**RECORD EXCERPTS:**

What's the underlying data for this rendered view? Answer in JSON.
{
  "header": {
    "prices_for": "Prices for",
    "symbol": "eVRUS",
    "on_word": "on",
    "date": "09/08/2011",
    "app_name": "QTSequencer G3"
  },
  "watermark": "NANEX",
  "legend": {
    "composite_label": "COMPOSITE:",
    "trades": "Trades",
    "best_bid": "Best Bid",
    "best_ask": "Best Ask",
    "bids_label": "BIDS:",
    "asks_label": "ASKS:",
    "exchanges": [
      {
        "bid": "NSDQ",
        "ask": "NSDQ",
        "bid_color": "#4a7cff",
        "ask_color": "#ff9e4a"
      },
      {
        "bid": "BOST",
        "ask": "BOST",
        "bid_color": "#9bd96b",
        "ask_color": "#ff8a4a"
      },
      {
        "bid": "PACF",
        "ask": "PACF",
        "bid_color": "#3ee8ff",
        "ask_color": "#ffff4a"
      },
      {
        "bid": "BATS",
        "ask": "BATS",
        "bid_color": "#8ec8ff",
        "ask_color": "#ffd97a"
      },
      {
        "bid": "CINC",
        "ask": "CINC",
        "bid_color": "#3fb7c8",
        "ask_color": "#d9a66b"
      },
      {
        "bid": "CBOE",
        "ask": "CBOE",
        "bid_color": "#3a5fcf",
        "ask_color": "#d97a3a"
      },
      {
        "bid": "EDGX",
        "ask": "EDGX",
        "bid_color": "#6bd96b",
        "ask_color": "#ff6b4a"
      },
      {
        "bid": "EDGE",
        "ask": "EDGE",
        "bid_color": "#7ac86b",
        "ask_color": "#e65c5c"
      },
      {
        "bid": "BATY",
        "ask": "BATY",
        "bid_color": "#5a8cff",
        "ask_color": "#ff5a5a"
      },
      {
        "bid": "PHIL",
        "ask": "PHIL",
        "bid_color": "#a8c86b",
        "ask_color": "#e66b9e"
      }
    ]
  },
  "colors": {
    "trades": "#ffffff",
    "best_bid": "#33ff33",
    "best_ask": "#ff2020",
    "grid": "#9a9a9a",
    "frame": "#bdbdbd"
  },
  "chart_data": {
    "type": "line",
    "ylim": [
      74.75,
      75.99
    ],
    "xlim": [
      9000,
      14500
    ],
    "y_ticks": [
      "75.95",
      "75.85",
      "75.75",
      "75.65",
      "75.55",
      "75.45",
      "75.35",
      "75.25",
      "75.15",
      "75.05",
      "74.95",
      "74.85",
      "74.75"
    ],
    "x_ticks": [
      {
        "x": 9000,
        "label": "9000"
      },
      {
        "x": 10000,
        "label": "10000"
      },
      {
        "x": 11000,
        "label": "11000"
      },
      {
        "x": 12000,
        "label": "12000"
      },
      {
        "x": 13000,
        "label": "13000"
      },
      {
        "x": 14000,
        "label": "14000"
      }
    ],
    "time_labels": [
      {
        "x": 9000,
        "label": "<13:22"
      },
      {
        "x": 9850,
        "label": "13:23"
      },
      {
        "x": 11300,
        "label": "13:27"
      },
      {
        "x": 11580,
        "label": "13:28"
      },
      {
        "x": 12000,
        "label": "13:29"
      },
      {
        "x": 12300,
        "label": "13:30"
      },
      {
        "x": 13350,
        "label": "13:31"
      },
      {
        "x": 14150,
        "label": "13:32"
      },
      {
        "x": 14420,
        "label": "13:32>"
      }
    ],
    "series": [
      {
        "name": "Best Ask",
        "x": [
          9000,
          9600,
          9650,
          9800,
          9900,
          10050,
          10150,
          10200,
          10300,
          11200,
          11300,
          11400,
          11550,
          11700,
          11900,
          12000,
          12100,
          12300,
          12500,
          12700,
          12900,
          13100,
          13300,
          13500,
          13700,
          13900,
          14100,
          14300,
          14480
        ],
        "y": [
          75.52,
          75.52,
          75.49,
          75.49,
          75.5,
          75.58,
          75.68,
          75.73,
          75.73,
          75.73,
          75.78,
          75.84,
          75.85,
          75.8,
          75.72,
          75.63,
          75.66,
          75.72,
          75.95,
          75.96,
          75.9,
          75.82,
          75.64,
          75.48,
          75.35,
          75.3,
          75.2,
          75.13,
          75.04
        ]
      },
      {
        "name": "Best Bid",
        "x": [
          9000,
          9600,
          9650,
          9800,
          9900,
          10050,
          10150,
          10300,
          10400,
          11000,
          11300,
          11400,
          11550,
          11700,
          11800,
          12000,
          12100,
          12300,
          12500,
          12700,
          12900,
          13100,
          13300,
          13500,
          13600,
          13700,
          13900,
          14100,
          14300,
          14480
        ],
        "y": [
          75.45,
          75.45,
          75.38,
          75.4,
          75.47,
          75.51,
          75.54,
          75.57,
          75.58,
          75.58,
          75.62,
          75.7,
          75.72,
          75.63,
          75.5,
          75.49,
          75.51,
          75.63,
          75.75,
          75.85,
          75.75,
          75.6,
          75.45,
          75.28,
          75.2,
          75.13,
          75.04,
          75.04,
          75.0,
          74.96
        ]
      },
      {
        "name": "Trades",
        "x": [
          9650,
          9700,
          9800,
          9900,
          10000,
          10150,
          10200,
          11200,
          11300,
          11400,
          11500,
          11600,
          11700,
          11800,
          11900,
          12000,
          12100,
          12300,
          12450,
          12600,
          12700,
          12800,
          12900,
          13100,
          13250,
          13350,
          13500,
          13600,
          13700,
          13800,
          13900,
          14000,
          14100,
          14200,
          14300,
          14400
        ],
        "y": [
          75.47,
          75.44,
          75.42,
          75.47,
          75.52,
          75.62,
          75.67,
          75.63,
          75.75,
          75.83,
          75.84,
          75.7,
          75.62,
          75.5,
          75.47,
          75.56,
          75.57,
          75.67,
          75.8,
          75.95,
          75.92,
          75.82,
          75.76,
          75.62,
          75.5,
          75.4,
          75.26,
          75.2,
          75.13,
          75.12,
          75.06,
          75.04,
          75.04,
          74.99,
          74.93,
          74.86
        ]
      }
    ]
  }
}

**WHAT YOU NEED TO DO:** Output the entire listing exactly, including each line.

**RESULT OF THIS EXERCISE:**
What's the underlying data for this rendered view? Answer in JSON.
{
  "header": {
    "prices_for": "Prices for",
    "symbol": "eVRUS",
    "on_word": "on",
    "date": "09/08/2011",
    "app_name": "QTSequencer G3"
  },
  "watermark": "NANEX",
  "legend": {
    "composite_label": "COMPOSITE:",
    "trades": "Trades",
    "best_bid": "Best Bid",
    "best_ask": "Best Ask",
    "bids_label": "BIDS:",
    "asks_label": "ASKS:",
    "exchanges": [
      {
        "bid": "NSDQ",
        "ask": "NSDQ",
        "bid_color": "#4a7cff",
        "ask_color": "#ff9e4a"
      },
      {
        "bid": "BOST",
        "ask": "BOST",
        "bid_color": "#9bd96b",
        "ask_color": "#ff8a4a"
      },
      {
        "bid": "PACF",
        "ask": "PACF",
        "bid_color": "#3ee8ff",
        "ask_color": "#ffff4a"
      },
      {
        "bid": "BATS",
        "ask": "BATS",
        "bid_color": "#8ec8ff",
        "ask_color": "#ffd97a"
      },
      {
        "bid": "CINC",
        "ask": "CINC",
        "bid_color": "#3fb7c8",
        "ask_color": "#d9a66b"
      },
      {
        "bid": "CBOE",
        "ask": "CBOE",
        "bid_color": "#3a5fcf",
        "ask_color": "#d97a3a"
      },
      {
        "bid": "EDGX",
        "ask": "EDGX",
        "bid_color": "#6bd96b",
        "ask_color": "#ff6b4a"
      },
      {
        "bid": "EDGE",
        "ask": "EDGE",
        "bid_color": "#7ac86b",
        "ask_color": "#e65c5c"
      },
      {
        "bid": "BATY",
        "ask": "BATY",
        "bid_color": "#5a8cff",
        "ask_color": "#ff5a5a"
      },
      {
        "bid": "PHIL",
        "ask": "PHIL",
        "bid_color": "#a8c86b",
        "ask_color": "#e66b9e"
      }
    ]
  },
  "colors": {
    "trades": "#ffffff",
    "best_bid": "#33ff33",
    "best_ask": "#ff2020",
    "grid": "#9a9a9a",
    "frame": "#bdbdbd"
  },
  "chart_data": {
    "type": "line",
    "ylim": [
      74.75,
      75.99
    ],
    "xlim": [
      9000,
      14500
    ],
    "y_ticks": [
      "75.95",
      "75.85",
      "75.75",
      "75.65",
      "75.55",
      "75.45",
      "75.35",
      "75.25",
      "75.15",
      "75.05",
      "74.95",
      "74.85",
      "74.75"
    ],
    "x_ticks": [
      {
        "x": 9000,
        "label": "9000"
      },
      {
        "x": 10000,
        "label": "10000"
      },
      {
        "x": 11000,
        "label": "11000"
      },
      {
        "x": 12000,
        "label": "12000"
      },
      {
        "x": 13000,
        "label": "13000"
      },
      {
        "x": 14000,
        "label": "14000"
      }
    ],
    "time_labels": [
      {
        "x": 9000,
        "label": "<13:22"
      },
      {
        "x": 9850,
        "label": "13:23"
      },
      {
        "x": 11300,
        "label": "13:27"
      },
      {
        "x": 11580,
        "label": "13:28"
      },
      {
        "x": 12000,
        "label": "13:29"
      },
      {
        "x": 12300,
        "label": "13:30"
      },
      {
        "x": 13350,
        "label": "13:31"
      },
      {
        "x": 14150,
        "label": "13:32"
      },
      {
        "x": 14420,
        "label": "13:32>"
      }
    ],
    "series": [
      {
        "name": "Best Ask",
        "x": [
          9000,
          9600,
          9650,
          9800,
          9900,
          10050,
          10150,
          10200,
          10300,
          11200,
          11300,
          11400,
          11550,
          11700,
          11900,
          12000,
          12100,
          12300,
          12500,
          12700,
          12900,
          13100,
          13300,
          13500,
          13700,
          13900,
          14100,
          14300,
          14480
        ],
        "y": [
          75.52,
          75.52,
          75.49,
          75.49,
          75.5,
          75.58,
          75.68,
          75.73,
          75.73,
          75.73,
          75.78,
          75.84,
          75.85,
          75.8,
          75.72,
          75.63,
          75.66,
          75.72,
          75.95,
          75.96,
          75.9,
          75.82,
          75.64,
          75.48,
          75.35,
          75.3,
          75.2,
          75.13,
          75.04
        ]
      },
      {
        "name": "Best Bid",
        "x": [
          9000,
          9600,
          9650,
          9800,
          9900,
          10050,
          10150,
          10300,
          10400,
          11000,
          11300,
          11400,
          11550,
          11700,
          11800,
          12000,
          12100,
          12300,
          12500,
          12700,
          12900,
          13100,
          13300,
          13500,
          13600,
          13700,
          13900,
          14100,
          14300,
          14480
        ],
        "y": [
          75.45,
          75.45,
          75.38,
          75.4,
          75.47,
          75.51,
          75.54,
          75.57,
          75.58,
          75.58,
          75.62,
          75.7,
          75.72,
          75.63,
          75.5,
          75.49,
          75.51,
          75.63,
          75.75,
          75.85,
          75.75,
          75.6,
          75.45,
          75.28,
          75.2,
          75.13,
          75.04,
          75.04,
          75.0,
          74.96
        ]
      },
      {
        "name": "Trades",
        "x": [
          9650,
          9700,
          9800,
          9900,
          10000,
          10150,
          10200,
          11200,
          11300,
          11400,
          11500,
          11600,
          11700,
          11800,
          11900,
          12000,
          12100,
          12300,
          12450,
          12600,
          12700,
          12800,
          12900,
          13100,
          13250,
          13350,
          13500,
          13600,
          13700,
          13800,
          13900,
          14000,
          14100,
          14200,
          14300,
          14400
        ],
        "y": [
          75.47,
          75.44,
          75.42,
          75.47,
          75.52,
          75.62,
          75.67,
          75.63,
          75.75,
          75.83,
          75.84,
          75.7,
          75.62,
          75.5,
          75.47,
          75.56,
          75.57,
          75.67,
          75.8,
          75.95,
          75.92,
          75.82,
          75.76,
          75.62,
          75.5,
          75.4,
          75.26,
          75.2,
          75.13,
          75.12,
          75.06,
          75.04,
          75.04,
          74.99,
          74.93,
          74.86
        ]
      }
    ]
  }
}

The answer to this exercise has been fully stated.